To keep the morning chaos at a minimum, I do as much prep ahead of time as possible.  When we unpack from the grocery store, we automatically portion non-perishable items into snack-size baggies or small plastic containers.  All the non-perishable items and necessary paper goods are kept in a convenient drawer so in the morning, it’s just a matter of grabbing a few sides and tossing them in their lunch boxes.   The same can be said of perishables; just designate a small basket or shelf in the fridge and load it up with small serving containers of perishable sides like berries, yogurt and olives.  In the morning, I simply prepare the main dish, add a few sides and a drink and we’re ready to roll.  Honestly, if I’ve done the requisite prep work, I spend less than 10 minutes a day on lunches…while at the same time, saving $30+ each week on school lunches.   Occasionally, something will come up on the school menu that the kids are really excited about and we do allow for a purchased school lunch from time to time, but as a rule, they find it disappointing and are ready for their home-packed lunches the next day.

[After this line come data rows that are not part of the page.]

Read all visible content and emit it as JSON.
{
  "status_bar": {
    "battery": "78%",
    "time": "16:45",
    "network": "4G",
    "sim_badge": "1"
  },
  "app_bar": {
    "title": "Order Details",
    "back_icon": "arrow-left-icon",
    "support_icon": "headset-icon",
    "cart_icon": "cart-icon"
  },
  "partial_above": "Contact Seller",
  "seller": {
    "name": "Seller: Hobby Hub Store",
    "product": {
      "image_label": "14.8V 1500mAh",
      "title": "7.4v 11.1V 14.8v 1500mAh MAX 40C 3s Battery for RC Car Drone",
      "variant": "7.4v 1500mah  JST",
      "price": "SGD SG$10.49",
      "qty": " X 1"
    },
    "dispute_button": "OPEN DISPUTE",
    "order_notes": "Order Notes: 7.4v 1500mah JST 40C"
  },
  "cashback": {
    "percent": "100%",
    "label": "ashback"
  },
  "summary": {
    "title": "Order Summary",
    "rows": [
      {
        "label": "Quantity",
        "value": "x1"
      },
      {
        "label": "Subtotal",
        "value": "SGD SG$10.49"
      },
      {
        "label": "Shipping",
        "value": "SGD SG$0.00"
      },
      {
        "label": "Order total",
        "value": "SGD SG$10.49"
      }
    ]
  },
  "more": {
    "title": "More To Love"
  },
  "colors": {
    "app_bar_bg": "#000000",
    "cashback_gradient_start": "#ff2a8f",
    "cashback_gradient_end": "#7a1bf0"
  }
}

Now, I want you to know that it took several months for us to find our lunch-packing groove.  It took a while to learn what worked, what didn’t and what they looked forward to each day.  Don’t expect every lunch to be a smash hit—that’s a whole lot of unnecessary pressure you’re heaping on yourself!  Just start small, one lunch at a time and go from there.   Til next time!